For those of us who have tried diet after diet with minimal success, it can often seem like deeper issues are at play than just what we put in our mouths. In the midst of weight loss struggles, it may be that finding the perfect diet isn’t really what we require. Rather, establishing a more balanced relationship with food could be the key to finally achieving a healthy weight. If you’d like to reclaim your sanity around food and break the cycle of dead-end diets, an approach called Intuitive Eating could be just what you need.

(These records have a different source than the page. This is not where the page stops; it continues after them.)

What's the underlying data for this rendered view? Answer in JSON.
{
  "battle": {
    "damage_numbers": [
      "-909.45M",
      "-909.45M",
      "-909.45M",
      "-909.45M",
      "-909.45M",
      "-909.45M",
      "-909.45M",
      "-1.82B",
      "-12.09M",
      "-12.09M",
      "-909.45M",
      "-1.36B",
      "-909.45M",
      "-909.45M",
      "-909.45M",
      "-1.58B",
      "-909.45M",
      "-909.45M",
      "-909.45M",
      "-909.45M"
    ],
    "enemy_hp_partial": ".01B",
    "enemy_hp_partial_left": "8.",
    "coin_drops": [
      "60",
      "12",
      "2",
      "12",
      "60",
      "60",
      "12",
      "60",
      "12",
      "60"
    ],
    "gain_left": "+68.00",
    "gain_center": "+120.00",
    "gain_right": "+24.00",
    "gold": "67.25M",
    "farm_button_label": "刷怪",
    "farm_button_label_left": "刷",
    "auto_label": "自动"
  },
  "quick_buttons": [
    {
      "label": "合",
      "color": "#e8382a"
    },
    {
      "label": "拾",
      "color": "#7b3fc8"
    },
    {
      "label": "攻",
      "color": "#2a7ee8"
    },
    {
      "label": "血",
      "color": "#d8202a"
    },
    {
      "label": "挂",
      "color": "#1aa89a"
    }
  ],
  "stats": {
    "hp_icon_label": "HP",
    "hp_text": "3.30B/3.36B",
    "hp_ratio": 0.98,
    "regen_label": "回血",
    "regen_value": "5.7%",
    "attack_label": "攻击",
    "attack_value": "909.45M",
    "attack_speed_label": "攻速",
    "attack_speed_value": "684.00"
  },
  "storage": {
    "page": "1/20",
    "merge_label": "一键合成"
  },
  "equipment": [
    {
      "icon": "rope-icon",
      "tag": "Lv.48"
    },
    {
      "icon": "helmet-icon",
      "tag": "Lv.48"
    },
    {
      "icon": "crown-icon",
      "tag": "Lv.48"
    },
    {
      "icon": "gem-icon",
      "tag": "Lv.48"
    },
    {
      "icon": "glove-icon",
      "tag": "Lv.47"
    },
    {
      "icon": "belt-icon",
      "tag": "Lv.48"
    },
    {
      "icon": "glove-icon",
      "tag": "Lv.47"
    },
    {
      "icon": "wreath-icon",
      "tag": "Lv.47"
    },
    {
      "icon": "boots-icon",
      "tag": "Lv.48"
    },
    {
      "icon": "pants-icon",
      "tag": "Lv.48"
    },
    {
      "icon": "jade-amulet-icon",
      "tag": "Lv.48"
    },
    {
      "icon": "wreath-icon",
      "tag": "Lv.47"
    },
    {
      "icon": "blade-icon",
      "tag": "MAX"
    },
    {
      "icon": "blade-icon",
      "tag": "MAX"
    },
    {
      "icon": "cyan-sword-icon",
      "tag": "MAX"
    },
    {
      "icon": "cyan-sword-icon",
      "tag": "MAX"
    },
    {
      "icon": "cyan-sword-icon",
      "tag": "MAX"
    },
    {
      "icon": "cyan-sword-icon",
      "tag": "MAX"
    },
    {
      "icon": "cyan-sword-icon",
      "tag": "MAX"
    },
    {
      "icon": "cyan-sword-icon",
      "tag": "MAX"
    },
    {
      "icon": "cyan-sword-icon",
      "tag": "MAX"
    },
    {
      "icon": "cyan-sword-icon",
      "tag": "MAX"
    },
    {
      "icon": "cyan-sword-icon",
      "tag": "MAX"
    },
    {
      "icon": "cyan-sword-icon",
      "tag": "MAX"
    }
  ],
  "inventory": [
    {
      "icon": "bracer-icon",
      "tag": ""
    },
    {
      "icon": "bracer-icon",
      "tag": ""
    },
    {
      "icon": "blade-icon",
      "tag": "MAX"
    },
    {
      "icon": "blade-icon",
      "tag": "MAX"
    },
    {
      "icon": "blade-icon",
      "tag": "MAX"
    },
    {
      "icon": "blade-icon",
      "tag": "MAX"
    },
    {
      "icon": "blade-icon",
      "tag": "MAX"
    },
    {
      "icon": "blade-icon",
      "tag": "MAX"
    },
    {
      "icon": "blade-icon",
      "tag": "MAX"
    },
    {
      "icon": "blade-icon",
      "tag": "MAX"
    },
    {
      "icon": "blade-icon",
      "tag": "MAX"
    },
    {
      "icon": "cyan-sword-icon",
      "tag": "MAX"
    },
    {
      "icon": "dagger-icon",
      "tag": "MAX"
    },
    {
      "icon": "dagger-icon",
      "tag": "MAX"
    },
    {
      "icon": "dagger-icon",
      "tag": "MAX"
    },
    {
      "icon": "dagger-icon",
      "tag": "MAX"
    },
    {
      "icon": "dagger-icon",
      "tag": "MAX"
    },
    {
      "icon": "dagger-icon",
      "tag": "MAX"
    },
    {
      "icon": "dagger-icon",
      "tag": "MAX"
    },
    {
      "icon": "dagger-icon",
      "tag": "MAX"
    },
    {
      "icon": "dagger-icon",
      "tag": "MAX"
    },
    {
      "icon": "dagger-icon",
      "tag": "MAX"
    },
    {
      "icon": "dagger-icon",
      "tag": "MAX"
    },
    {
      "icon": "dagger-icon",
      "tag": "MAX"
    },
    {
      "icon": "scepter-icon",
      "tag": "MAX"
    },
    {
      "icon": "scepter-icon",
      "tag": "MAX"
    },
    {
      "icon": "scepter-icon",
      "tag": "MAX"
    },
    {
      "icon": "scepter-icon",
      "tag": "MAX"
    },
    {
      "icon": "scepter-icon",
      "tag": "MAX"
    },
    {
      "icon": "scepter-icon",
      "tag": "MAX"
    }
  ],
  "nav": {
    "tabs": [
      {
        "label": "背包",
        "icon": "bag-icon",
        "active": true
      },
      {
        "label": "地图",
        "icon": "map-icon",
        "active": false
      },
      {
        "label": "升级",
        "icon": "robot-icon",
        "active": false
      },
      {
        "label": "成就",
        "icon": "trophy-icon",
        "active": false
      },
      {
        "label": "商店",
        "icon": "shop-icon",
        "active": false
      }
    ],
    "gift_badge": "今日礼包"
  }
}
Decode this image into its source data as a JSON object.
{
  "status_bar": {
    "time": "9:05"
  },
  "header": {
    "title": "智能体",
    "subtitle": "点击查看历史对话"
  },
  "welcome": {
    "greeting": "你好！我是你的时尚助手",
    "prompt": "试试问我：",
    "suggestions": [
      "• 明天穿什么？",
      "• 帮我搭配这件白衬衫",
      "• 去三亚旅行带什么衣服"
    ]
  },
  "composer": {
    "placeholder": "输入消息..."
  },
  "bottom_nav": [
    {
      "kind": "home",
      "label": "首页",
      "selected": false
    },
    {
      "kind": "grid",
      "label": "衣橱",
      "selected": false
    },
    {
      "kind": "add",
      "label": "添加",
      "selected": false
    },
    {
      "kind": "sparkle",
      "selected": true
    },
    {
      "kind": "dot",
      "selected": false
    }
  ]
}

The concept of mindful eating emphasizes bringing awareness to cues of hunger and fullness, savoring food, and practicing gratitude before meals. Intuitive eating, developed by Registered Dietitians, Evelyn Tribole and Elyse Resch, is based on similar principles. However, it takes mindful eating one step further (1). Adherents are encouraged to reject the diet mentality entirely. Instead of focusing on any specific pattern of eating, intuitive eaters trust the body and mind to inform their food choices on a moment-by-moment, meal-by-meal basis.
While the official Intuitive Eating plan comprises ten major principles, it’s not too difficult to distill them down into a few essentials (2). First and foremost, Intuitive Eating means getting rid of long-ingrained “rules” around eating in favor of your body’s own innate instincts. If you’ve been trying intermittent fasting, for example, but something makes you miss a meal in your window, Intuitive Eating says, “go ahead and eat.” After all, you’re hungry, aren’t you? Hunger is meant to be satiated with food.
This attention to hunger (and fullness) plays a major role in intuitive eating. Our bodies have a remarkable way of communicating to our minds when we do and don’t require fuel. However, in a food-saturated, over-stimulated culture, it’s all too easy to lose track of these basic signals. Instead of eating at prescribed times or grabbing a donut simply because someone brought a box to work, bring intention to your consumption by checking in with your body’s level of need and true desire for food. This may look like taking a moment of quiet before reaching for a snack. Or, set reminders on your phone every few hours that ask you to assess your hunger level on a scale of one to ten. These small touch points add up to a far better grasp of your body’s actual needs.
Check-ins aren’t just for deciding when to start eating, either. They also help monitor when to stop. During a meal, if possible, Intuitive Eating means striving for small pauses here and there to take stock of your fullness.
Another tenet is discarding thoughts of certain foods as “good” or “bad”—and oneself as good or bad for eating them. This way of categorizing food as positive and negative leads to overwhelming temptation. Anyone who’s ever operated on the “cheat day” principle can attest that when you keep yourself from desirable foods for long enough, going overboard is inevitable when you finally allow them. When the binge occurs, self-judgment often follows. To eat intuitively, level the playing field of food by detaching emotional associations. Almost any food can be acceptable to eat sometimes, and it doesn’t have to cause guilt.
In addition to removing emotional labels from foods, Intuitive Eating explores the gamut of reasons we eat. Stop for a moment and consider the purpose of food. We eat to nourish our bodies, and to maintain health. But eating is also one of life’s greatest pleasures. Intuitive eaters understand this, and see the big picture of food as both fuel and fun.
This celebration of food’s deliciousness leads to increased savoring—a practice Intuitive Eating shares with mindful eating. When we give enjoyment of food the mental attention it deserves, we have a far more satisfying experience of eating, and tend to consume less. One way to boost your savoring is to eliminate distractions. While eating, leave your phone off the table, turn off the TV, and even try closing your eyes, if circumstances allow. You’ll quickly find that when your mind (and you taste buds) are focused on tasty flavors and appealing textures, less really is more.
While it’s not a diet, Intuitive Eating could be the solution you’ve been seeking for weight loss, or simply to bring back your sense of well-being around food. Its totally back-to-basics approach to hunger and fullness. This invitation to enjoy eating with a guilt-free mentality could bring needed freedom from long-held dieting baggage.
Inside the 131 Method, we tons of lessons on mindset and creating a better relationship with food. Throughout the 12-week program, we teach how to release the pressure or expectation of perfection.